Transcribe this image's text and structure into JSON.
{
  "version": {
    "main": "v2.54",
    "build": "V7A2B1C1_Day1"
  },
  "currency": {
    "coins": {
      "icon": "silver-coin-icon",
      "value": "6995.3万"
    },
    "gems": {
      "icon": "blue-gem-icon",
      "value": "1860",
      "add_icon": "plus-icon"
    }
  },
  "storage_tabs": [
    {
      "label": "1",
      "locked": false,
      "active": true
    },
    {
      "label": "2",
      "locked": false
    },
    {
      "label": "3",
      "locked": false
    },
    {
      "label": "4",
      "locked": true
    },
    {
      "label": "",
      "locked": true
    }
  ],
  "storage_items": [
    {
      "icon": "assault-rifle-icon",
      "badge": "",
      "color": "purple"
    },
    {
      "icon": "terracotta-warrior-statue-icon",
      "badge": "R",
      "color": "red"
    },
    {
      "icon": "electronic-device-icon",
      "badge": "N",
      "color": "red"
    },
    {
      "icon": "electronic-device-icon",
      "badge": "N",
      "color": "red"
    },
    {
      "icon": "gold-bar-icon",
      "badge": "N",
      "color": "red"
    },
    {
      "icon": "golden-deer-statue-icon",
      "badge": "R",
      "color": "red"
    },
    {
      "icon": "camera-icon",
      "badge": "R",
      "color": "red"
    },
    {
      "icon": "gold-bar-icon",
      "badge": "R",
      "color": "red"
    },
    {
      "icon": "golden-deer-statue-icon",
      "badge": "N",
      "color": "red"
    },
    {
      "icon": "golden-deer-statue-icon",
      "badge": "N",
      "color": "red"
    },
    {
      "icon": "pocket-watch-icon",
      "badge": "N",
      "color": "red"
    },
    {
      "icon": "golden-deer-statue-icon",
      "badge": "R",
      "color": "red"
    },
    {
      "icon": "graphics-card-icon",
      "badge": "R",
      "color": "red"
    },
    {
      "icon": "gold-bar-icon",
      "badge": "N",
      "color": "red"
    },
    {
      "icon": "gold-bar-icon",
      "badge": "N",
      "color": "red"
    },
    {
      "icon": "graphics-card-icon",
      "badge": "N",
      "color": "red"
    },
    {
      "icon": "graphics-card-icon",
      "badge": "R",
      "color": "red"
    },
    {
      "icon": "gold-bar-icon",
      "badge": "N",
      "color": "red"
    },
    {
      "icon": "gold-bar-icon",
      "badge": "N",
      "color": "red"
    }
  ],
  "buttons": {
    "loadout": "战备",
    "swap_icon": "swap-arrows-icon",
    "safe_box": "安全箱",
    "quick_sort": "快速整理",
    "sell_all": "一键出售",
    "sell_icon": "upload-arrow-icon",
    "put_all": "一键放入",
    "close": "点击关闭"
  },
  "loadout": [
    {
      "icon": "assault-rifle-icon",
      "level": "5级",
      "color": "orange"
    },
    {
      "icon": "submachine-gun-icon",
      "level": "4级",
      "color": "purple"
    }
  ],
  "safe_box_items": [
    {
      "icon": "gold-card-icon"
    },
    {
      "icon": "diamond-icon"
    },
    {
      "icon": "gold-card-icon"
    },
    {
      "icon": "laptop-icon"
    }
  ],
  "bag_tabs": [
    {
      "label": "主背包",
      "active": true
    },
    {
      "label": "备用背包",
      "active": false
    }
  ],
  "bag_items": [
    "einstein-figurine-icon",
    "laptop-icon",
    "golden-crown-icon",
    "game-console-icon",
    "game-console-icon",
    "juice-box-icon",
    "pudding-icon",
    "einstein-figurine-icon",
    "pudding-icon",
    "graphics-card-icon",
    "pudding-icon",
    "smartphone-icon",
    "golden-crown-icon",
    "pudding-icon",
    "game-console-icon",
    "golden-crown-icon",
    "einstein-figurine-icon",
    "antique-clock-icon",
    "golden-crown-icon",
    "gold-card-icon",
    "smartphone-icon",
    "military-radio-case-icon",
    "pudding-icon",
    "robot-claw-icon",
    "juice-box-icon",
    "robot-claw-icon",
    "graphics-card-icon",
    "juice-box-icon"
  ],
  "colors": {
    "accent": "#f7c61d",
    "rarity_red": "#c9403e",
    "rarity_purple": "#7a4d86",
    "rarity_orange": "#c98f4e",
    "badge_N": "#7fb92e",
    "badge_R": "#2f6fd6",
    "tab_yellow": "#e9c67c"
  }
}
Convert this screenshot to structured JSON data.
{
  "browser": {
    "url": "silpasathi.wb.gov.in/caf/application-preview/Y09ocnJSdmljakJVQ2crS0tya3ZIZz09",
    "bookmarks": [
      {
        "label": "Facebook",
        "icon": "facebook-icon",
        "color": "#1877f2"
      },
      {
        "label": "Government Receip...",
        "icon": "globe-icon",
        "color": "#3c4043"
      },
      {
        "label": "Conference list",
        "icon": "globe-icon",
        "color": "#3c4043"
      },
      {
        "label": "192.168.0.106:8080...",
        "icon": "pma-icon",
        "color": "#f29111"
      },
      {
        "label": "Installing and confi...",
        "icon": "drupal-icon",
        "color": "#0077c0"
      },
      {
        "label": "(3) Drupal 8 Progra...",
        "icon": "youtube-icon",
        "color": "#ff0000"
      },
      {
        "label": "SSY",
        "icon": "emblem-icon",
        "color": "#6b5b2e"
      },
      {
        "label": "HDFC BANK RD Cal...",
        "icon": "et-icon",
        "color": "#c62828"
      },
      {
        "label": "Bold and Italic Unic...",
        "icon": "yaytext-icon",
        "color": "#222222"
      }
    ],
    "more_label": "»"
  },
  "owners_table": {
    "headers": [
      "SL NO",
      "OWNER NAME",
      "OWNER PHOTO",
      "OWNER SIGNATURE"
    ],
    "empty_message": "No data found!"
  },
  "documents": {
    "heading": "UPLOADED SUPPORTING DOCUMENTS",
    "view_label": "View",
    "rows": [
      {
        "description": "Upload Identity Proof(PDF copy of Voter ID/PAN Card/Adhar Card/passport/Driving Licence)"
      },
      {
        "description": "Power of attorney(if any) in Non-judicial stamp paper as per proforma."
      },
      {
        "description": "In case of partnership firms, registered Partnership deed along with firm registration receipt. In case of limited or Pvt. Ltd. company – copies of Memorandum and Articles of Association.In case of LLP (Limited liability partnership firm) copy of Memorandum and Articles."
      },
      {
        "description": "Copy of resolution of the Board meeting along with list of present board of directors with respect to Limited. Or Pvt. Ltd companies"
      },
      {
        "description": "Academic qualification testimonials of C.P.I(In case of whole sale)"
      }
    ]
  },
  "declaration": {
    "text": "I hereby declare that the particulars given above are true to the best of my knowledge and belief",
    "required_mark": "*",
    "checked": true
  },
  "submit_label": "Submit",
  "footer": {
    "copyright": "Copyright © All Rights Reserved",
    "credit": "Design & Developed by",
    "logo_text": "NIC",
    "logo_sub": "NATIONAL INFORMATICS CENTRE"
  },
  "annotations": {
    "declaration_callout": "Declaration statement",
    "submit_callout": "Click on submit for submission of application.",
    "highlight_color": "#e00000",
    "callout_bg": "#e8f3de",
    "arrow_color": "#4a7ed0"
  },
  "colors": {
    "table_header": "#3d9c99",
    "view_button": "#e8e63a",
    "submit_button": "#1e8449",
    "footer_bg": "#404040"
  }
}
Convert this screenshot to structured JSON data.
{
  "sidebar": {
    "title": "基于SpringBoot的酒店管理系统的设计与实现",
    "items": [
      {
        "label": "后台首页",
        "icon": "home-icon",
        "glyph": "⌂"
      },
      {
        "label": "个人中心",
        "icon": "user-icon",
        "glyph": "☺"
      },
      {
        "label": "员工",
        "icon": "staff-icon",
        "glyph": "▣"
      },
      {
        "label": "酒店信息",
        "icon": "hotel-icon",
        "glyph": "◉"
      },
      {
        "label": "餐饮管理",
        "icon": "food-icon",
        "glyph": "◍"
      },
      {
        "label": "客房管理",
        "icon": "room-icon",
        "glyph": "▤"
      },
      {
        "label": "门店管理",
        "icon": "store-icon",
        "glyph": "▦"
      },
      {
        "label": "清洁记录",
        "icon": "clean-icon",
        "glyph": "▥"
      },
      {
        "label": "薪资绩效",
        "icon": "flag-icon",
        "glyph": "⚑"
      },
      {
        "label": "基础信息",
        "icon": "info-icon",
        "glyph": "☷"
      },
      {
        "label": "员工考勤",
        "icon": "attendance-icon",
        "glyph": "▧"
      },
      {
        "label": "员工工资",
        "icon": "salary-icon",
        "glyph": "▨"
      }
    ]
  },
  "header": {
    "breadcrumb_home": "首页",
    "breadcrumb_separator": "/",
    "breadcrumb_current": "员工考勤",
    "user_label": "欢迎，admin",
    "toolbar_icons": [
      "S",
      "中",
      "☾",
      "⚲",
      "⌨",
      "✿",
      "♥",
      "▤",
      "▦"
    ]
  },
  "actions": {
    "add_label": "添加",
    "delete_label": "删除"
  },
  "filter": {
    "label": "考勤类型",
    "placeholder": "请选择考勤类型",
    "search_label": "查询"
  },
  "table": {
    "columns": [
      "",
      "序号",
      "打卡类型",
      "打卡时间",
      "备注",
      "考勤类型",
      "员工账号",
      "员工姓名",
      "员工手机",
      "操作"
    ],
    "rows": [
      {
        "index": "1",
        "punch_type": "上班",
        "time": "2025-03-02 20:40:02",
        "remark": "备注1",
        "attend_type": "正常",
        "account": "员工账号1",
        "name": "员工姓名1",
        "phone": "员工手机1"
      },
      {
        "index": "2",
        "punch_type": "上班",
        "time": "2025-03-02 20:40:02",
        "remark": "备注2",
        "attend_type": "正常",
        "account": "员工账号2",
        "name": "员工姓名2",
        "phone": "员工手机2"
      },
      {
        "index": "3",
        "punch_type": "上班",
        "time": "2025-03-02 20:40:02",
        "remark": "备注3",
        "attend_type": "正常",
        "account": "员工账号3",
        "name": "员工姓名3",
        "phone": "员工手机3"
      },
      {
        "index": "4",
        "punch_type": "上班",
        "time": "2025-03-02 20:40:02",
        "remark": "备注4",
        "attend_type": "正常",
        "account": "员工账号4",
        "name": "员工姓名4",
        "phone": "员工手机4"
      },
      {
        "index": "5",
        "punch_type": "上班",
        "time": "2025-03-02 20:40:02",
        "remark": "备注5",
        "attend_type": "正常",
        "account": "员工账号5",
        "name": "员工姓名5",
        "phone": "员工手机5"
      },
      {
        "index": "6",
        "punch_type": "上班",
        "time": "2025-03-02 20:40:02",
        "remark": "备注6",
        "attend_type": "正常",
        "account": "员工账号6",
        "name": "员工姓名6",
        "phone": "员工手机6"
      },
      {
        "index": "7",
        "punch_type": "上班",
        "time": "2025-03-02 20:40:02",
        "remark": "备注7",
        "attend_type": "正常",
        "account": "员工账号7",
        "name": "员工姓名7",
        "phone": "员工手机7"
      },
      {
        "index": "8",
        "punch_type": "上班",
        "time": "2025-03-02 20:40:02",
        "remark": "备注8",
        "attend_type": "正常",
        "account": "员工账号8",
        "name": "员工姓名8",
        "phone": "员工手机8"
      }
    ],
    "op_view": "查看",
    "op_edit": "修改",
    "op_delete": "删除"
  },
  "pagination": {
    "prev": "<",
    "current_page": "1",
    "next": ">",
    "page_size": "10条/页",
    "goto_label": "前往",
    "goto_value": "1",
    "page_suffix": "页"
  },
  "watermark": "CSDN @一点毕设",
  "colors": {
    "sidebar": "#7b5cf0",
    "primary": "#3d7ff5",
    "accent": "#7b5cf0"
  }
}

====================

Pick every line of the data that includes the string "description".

■ **ANSWER BOX**:
        "description": "Upload Identity Proof(PDF copy of Voter ID/PAN Card/Adhar Card/passport/Driving Licence)"
        "description": "Power of attorney(if any) in Non-judicial stamp paper as per proforma."
        "description": "In case of partnership firms, registered Partnership deed along with firm registration receipt. In case of limited or Pvt. Ltd. company – copies of Memorandum and Articles of Association.In case of LLP (Limited liability partnership firm) copy of Memorandum and Articles."
        "description": "Copy of resolution of the Board meeting along with list of present board of directors with respect to Limited. Or Pvt. Ltd companies"
        "description": "Academic qualification testimonials of C.P.I(In case of whole sale)"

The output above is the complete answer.